    Despite the recent surge of development effort in both ground-based as well as space-based interferometry, motivated in part by the needs of the various planet finding and imaging missions, most of the effort has so far been focused on the development of the Michelson type of interferometers, with comparatively little effort for the Fizeau type. This disparity is partly due to the myth that “if Michelson interferometry is hard, Fizeau interferometry is impossibly hard”. It is true that while Michelson interferometry in general requires only the knowledge of the baselines and optical paths to a fraction of the observing wavelength, Fizeau interferometry generally requires the control of these same parameters to a fraction of a wavelength, at least in the direct imaging mode. For ground-based applications, this increased accuracy requirement on the control of pathlengths and baselines also translates to a fast and high-accuracy sensing of the wavefront (or optical alignment) in order to derive high bandwidth control signals to combat the fast-changing atmosphere. In the space environment, however, the hope is that most of the environmental changes will be much slower, and wavefront sensing and control loop can thus operate at a much slower speed, which gives

    Elliptical Secondary


    Spherical Mirror Array

    Light Source

    Hyperboloidal Secondary Mirror Focal


    Collimator OAP

    Figure 1 Left: Optical Layout of FIT, Right: Sparse Aperture Array Plate

  • SPIE Astronomical Telescopes and Instrumentation, June 21-25, 2004, Glasgow Scotland, SPIE Paper #5487_37


    more flexibility on the methods one can adopt to hierarchically phase up all the array elements. Laser metrology of parts of the optics susceptible to internal high frequency mechanical vibrations may be needed to assist in the operations of the main wavefront sensing and control loop.

    An added advantage often cited for a Fizeau type of configuration is its wide instantaneous field of view, determined solely by the off-axis optical performance of the system and by the size of the detector. A Michelson type of interferometer potentially can also achieve wide field of view utilizing a large format detector array [3], though long strokes of the delay-lines are needed, and, in the case of small number of mirrors, numerous interferometer reconfigurations as well. (Note: this is not important for the study of single stars, but may be of great interest for the study of mass-exchanging binaries and other, more extended, astrophysical objects.)

    In order to gain insight into understanding the requirements, wavefront sensing, control algorithms, post- processing and the error budgeting formalism, for the Stellar Imager mission, a ground testbed, is under developed at NASA/Goddard Space Flight Center.

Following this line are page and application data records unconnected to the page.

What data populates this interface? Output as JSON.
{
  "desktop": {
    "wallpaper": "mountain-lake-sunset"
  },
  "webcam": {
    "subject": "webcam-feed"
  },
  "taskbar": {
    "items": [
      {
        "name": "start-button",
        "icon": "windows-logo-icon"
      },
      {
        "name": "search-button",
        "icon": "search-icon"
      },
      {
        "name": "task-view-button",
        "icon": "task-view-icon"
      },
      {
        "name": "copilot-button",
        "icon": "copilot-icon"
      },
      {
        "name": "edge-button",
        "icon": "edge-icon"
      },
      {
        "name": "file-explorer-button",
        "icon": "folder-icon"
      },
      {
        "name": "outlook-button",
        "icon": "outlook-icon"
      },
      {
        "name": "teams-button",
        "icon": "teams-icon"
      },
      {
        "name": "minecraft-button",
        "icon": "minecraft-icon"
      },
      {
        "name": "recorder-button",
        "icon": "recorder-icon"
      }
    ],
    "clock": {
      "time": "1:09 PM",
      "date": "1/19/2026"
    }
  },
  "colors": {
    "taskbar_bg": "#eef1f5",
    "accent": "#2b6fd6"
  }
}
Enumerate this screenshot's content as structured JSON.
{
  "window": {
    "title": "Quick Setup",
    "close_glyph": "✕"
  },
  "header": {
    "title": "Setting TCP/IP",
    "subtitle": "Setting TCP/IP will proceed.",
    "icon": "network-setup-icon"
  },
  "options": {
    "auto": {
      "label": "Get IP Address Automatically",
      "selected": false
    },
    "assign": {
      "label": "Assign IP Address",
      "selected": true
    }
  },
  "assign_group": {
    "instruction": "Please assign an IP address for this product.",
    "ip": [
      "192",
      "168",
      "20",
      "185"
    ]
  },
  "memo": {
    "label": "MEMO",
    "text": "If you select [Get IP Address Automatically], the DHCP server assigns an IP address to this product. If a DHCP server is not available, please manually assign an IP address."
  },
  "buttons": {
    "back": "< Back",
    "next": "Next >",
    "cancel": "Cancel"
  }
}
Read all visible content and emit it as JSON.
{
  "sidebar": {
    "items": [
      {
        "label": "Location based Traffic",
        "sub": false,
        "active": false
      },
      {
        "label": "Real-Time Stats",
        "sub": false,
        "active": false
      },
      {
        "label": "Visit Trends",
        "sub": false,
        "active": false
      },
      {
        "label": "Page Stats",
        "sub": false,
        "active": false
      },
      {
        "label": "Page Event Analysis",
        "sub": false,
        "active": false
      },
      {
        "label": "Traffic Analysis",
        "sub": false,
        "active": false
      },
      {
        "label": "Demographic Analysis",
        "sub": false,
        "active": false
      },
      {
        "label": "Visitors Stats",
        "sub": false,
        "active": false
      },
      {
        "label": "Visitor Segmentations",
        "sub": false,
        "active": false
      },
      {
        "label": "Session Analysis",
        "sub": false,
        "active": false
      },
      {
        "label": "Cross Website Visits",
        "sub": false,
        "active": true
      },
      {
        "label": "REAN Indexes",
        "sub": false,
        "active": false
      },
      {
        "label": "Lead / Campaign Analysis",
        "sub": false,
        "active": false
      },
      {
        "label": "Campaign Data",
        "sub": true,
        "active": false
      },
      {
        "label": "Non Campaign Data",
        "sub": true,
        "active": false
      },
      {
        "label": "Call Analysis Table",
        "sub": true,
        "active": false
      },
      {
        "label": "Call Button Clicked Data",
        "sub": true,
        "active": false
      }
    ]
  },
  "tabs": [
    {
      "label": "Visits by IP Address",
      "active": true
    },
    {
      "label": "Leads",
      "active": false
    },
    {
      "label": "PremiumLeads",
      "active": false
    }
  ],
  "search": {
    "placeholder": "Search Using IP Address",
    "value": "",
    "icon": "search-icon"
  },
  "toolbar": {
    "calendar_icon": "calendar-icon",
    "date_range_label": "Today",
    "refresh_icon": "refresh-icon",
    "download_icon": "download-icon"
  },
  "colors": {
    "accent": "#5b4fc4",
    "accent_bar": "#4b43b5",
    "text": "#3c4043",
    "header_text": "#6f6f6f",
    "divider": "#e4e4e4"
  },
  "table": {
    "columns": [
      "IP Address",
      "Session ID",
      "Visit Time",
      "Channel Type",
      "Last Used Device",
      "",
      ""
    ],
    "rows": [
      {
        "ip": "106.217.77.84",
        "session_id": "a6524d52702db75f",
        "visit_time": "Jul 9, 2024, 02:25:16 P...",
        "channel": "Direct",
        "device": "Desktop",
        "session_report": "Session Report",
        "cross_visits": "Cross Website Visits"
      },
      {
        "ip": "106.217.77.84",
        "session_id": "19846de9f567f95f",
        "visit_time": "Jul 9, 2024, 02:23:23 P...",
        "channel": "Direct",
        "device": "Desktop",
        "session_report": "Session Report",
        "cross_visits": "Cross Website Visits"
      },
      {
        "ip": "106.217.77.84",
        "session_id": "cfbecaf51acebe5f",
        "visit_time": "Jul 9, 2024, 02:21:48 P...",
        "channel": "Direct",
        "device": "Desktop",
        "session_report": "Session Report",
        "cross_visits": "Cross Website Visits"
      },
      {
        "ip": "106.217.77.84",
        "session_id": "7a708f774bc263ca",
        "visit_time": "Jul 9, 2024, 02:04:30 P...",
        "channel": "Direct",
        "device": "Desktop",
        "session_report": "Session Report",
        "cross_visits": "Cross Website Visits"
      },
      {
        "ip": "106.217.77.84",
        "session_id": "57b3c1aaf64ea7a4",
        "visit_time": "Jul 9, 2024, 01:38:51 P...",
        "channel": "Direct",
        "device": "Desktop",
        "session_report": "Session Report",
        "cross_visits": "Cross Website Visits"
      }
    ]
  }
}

The first phase of this Fizeau Interferometer Testbed contains 7 articulated mirrors but in its final form it will include up to 30 articulated mirrors, commandable automatically by a closed-loop feedback system utilizing extended scene phase diversity to sense the wavefront.

    The primary objectives of FIT are: • Explore the principles of and requirements for the

    SI mission concept, as well as other Fizeau type interferometers and other sparse aperture telescopes.

    • Utilize 7-30 separate apertures,